'''
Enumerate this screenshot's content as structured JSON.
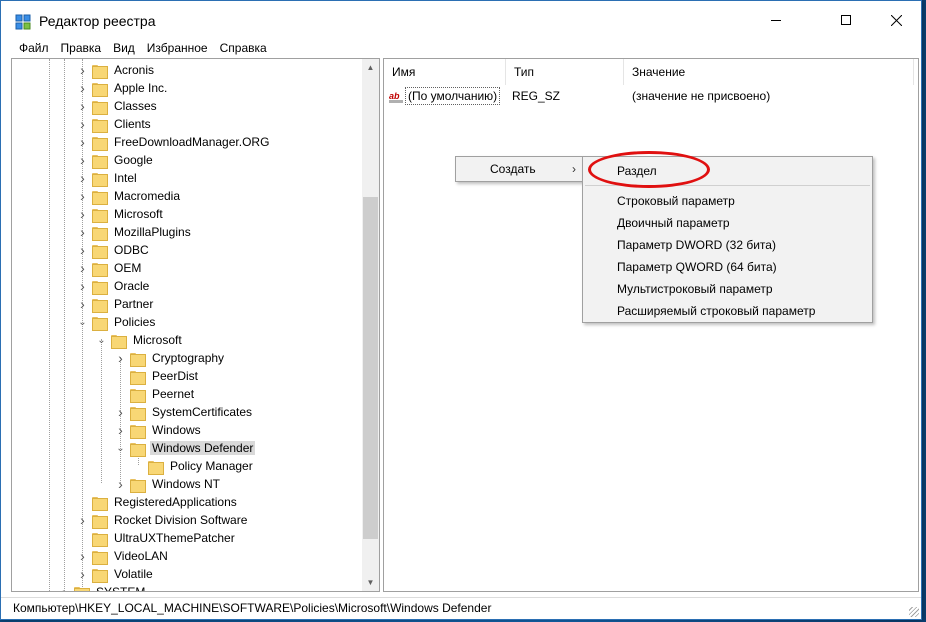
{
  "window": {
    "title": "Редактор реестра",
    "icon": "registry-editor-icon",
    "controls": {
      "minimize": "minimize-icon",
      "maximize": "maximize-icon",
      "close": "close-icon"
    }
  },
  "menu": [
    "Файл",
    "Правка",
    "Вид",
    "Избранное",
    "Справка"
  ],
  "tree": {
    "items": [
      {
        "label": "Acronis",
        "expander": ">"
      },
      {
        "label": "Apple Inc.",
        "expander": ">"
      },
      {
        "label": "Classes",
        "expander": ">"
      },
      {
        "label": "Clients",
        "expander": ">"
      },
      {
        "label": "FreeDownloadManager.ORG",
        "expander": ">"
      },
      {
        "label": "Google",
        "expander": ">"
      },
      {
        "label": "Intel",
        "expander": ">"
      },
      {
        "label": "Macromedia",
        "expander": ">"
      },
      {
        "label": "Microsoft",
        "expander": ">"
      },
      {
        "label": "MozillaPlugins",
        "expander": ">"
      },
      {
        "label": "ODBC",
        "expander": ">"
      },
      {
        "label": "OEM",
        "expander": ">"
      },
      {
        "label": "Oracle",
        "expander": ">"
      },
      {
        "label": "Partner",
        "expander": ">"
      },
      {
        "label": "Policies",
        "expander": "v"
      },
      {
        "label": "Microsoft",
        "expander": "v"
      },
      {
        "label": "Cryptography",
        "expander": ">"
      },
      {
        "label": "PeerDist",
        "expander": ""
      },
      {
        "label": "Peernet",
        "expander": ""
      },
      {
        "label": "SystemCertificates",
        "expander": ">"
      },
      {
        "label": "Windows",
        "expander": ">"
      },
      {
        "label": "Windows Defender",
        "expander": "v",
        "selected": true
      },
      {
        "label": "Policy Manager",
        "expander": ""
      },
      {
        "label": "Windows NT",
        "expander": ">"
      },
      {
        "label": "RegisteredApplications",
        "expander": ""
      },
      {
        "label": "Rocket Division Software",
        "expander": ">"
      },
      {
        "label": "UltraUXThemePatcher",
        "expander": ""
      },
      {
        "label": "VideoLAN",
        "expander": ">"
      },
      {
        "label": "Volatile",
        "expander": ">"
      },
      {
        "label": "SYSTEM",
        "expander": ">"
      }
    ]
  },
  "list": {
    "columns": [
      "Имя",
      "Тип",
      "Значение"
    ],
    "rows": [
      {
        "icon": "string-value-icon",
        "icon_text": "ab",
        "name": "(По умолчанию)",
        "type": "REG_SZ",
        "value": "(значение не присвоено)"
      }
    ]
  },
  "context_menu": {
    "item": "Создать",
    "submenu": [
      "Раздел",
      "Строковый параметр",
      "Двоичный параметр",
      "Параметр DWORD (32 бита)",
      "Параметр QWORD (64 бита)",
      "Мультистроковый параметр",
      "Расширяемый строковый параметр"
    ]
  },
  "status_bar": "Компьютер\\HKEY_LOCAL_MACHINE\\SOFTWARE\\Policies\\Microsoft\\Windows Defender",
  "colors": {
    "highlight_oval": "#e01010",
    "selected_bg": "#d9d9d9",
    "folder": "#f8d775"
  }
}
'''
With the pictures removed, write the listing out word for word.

Enumerate this screenshot's content as structured JSON.
{
  "window": {
    "title": "Редактор реестра",
    "icon": "registry-editor-icon",
    "controls": {
      "minimize": "minimize-icon",
      "maximize": "maximize-icon",
      "close": "close-icon"
    }
  },
  "menu": [
    "Файл",
    "Правка",
    "Вид",
    "Избранное",
    "Справка"
  ],
  "tree": {
    "items": [
      {
        "label": "Acronis",
        "expander": ">"
      },
      {
        "label": "Apple Inc.",
        "expander": ">"
      },
      {
        "label": "Classes",
        "expander": ">"
      },
      {
        "label": "Clients",
        "expander": ">"
      },
      {
        "label": "FreeDownloadManager.ORG",
        "expander": ">"
      },
      {
        "label": "Google",
        "expander": ">"
      },
      {
        "label": "Intel",
        "expander": ">"
      },
      {
        "label": "Macromedia",
        "expander": ">"
      },
      {
        "label": "Microsoft",
        "expander": ">"
      },
      {
        "label": "MozillaPlugins",
        "expander": ">"
      },
      {
        "label": "ODBC",
        "expander": ">"
      },
      {
        "label": "OEM",
        "expander": ">"
      },
      {
        "label": "Oracle",
        "expander": ">"
      },
      {
        "label": "Partner",
        "expander": ">"
      },
      {
        "label": "Policies",
        "expander": "v"
      },
      {
        "label": "Microsoft",
        "expander": "v"
      },
      {
        "label": "Cryptography",
        "expander": ">"
      },
      {
        "label": "PeerDist",
        "expander": ""
      },
      {
        "label": "Peernet",
        "expander": ""
      },
      {
        "label": "SystemCertificates",
        "expander": ">"
      },
      {
        "label": "Windows",
        "expander": ">"
      },
      {
        "label": "Windows Defender",
        "expander": "v",
        "selected": true
      },
      {
        "label": "Policy Manager",
        "expander": ""
      },
      {
        "label": "Windows NT",
        "expander": ">"
      },
      {
        "label": "RegisteredApplications",
        "expander": ""
      },
      {
        "label": "Rocket Division Software",
        "expander": ">"
      },
      {
        "label": "UltraUXThemePatcher",
        "expander": ""
      },
      {
        "label": "VideoLAN",
        "expander": ">"
      },
      {
        "label": "Volatile",
        "expander": ">"
      },
      {
        "label": "SYSTEM",
        "expander": ">"
      }
    ]
  },
  "list": {
    "columns": [
      "Имя",
      "Тип",
      "Значение"
    ],
    "rows": [
      {
        "icon": "string-value-icon",
        "icon_text": "ab",
        "name": "(По умолчанию)",
        "type": "REG_SZ",
        "value": "(значение не присвоено)"
      }
    ]
  },
  "context_menu": {
    "item": "Создать",
    "submenu": [
      "Раздел",
      "Строковый параметр",
      "Двоичный параметр",
      "Параметр DWORD (32 бита)",
      "Параметр QWORD (64 бита)",
      "Мультистроковый параметр",
      "Расширяемый строковый параметр"
    ]
  },
  "status_bar": "Компьютер\\HKEY_LOCAL_MACHINE\\SOFTWARE\\Policies\\Microsoft\\Windows Defender",
  "colors": {
    "highlight_oval": "#e01010",
    "selected_bg": "#d9d9d9",
    "folder": "#f8d775"
  }
}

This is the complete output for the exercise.